Peace process is a definite casualty

Peace process is a definite casualty
By H. K. Dua

BESIDES killing over a score of persons and injuring over a hundred, last Saturday’s serial blasts in Delhi have also blown up an early resumption of the peace process with Pakistan.

That the Delhi blasts have come after explosions in Jaipur, Ahmedabad and Bangalore and the bomb attack at the Indian Embassy in Kabul have raised doubts about Pakistan’s seriousness about the peace process.

This is notwithstanding the statement which Mr Asif Zardari made soon after taking over as President promising “good news” on Kashmir and his keenness to work with neighbours to tackle problems in the sub-continent.

After the Delhi blasts, even the sizeable tribe of peaceniks in India is disinclined to believe that whatever President Zardari’s intentions, he will be able to control the elements in Pakistan who are out to create trouble in India.

Delhi and Islamabad have been exploring the possibility of a meeting between them in New York during their visits to the United Nations later this month, but its outcome is unlikely to be more than handshaking. Prime Minister Manmohan Singh, despite his desire to see peace in his time, may, however, have to convey to President Zardari that terrorism and peace cannot go together.
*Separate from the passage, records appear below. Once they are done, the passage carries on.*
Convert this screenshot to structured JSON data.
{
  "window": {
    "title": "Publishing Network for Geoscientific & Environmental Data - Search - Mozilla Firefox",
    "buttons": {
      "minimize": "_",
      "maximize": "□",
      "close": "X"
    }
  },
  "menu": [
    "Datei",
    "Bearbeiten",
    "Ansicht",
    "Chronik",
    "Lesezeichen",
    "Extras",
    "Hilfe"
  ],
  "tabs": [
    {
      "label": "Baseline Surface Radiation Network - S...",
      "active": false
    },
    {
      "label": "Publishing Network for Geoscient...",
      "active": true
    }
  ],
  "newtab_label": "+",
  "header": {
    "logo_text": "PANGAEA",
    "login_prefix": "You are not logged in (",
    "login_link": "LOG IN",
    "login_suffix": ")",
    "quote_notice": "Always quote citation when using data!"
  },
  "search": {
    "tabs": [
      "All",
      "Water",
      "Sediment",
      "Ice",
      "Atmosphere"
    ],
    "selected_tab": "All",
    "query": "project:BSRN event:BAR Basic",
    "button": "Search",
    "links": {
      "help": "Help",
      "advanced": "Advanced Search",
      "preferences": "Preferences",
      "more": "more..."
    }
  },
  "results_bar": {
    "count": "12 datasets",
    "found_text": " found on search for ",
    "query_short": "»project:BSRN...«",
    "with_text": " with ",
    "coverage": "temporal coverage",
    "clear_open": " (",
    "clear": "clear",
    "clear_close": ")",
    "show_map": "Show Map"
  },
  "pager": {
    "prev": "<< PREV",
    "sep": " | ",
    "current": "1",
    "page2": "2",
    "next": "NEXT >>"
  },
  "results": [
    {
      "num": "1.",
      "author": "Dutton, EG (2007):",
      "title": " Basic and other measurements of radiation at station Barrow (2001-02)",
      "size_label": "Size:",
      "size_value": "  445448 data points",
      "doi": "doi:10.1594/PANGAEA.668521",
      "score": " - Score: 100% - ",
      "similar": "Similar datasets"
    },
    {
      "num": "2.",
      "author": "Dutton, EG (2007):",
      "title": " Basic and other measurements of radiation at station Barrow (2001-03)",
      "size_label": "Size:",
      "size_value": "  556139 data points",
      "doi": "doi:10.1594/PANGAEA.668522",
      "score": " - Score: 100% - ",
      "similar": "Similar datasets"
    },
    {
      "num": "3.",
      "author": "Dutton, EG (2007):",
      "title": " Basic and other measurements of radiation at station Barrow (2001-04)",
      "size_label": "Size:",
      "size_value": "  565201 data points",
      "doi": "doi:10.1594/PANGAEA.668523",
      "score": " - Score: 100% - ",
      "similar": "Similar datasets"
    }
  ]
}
The people in India, who are greatly exercised over the recurring serial blasts, would be expecting the Prime Minister to let President Zardari know that verbal assurances are not enough and there has to be clear evidence that Pakistan has given up its proxy war in India.

Two days after the Delhi blasts, Defence Minister A.K. Antony — who is a man of few words — has come out with the statement that a large number of armed groups have sanctuaries in the neighbouring states using bases there to carry out acts of terrorism across India. “That militants are getting support from across the border is a fact”, says Mr Antony. Such a statement from a senior Cabinet minister is though no news to the people who are becoming impatient with the government’s inability to stop the terrorist strikes which are becoming more frequent than ever before.

Soon after taking over, President Zardari said he already had a dialogue with Nawaz Sharif and that he had taken into confidence all the political forces inside and outside Parliament “and will set up a caucus” of a few people on Kashmir policy. “We are going to go about it in a fast lane”, he said. By mentioning those outside Parliament, he might have meant the Army.

At best, Zardari’s statement amounted to an expression of intent and before he could get into motion to build a consensus on Kashmir policy, have come the serial blasts in Delhi, with the splinters killing the prospects for an early resumption of the peace process for quite some time.

What is he going to tell Dr Manmohan Singh when he meets him in New York? “Sorry, Prime Minister, when I was preparing for putting the peace process in a fast lane, I did not know that there were people who were working on serial blasts in Delhi.” Zardari must be knowing, however, that the people who killed Benazir Bhutto are still roaming around freely in Pakistan and there are also elements who would not like to see peace with India. Can he really enjoy the authority to tackle the terrorist groups which have made Pakistan their sanctuary?

No one in India doubts that peace is better than war with Pakistan. But years of peace-building have not yet proved fruitful. The peace process moved forward during Atal Bihari Vajpayee’s years in power; it got a definite push from Dr Manmohan Singh when he and Pervez Musharraf were moving towards a solution that might have made borders irrelevant, at the same time without disturbing them, keeping sovereign rights intact.

Then came the blunder of President Musharraf in sacking the Chief Justice of Pakistan in March 2007, the lawyers’ agitation, Benazir’s assassination, polls and exit of Musharraf. The peace process, which was being worked out by interlocutors quietly, was perhaps kept alive notionally, but no concrete offer was made by either side mainly because Pakistan remained caught in uncertainty and also India did not know who to deal with in Islamabad.

There is no harm meeting President Zardari who has said he was aware of the peace dialogue that has already taken place, hinting that he could come forward with a set of proposals “before the month-end”, and some “good news” before the Indian elections.

The promised “good news” has, however, been followed by the blasts in Delhi! The explosions forbid an attempt by Dr Manmohan Singh to evolve a political consensus on Kashmir with Pakistan.

The question will be asked in India whether Zardari can deliver a settlement when the Kashmir policy is essentially under the control of the Pakistan Army. And what about the capacity of the ISI, which was behind the attack on the Indian Embassy in Kabul, to wreck any accord with India?

The overall situation in Pakistan will remain fluid with Islamabad either unwilling, or, unable to control the Taliban, Al-Qaida or other extremists and as such it cannot venture too far in a dialogue with India. Also, India is getting into election mode which rules out bold peace moves that might involve a give-and-take approach.

It is too plain that the India-Pakistan peace process will remain on hold for quite some time. Neither the situation on the ground in Pakistan, nor the political realities in India permit an early picking up of the thread.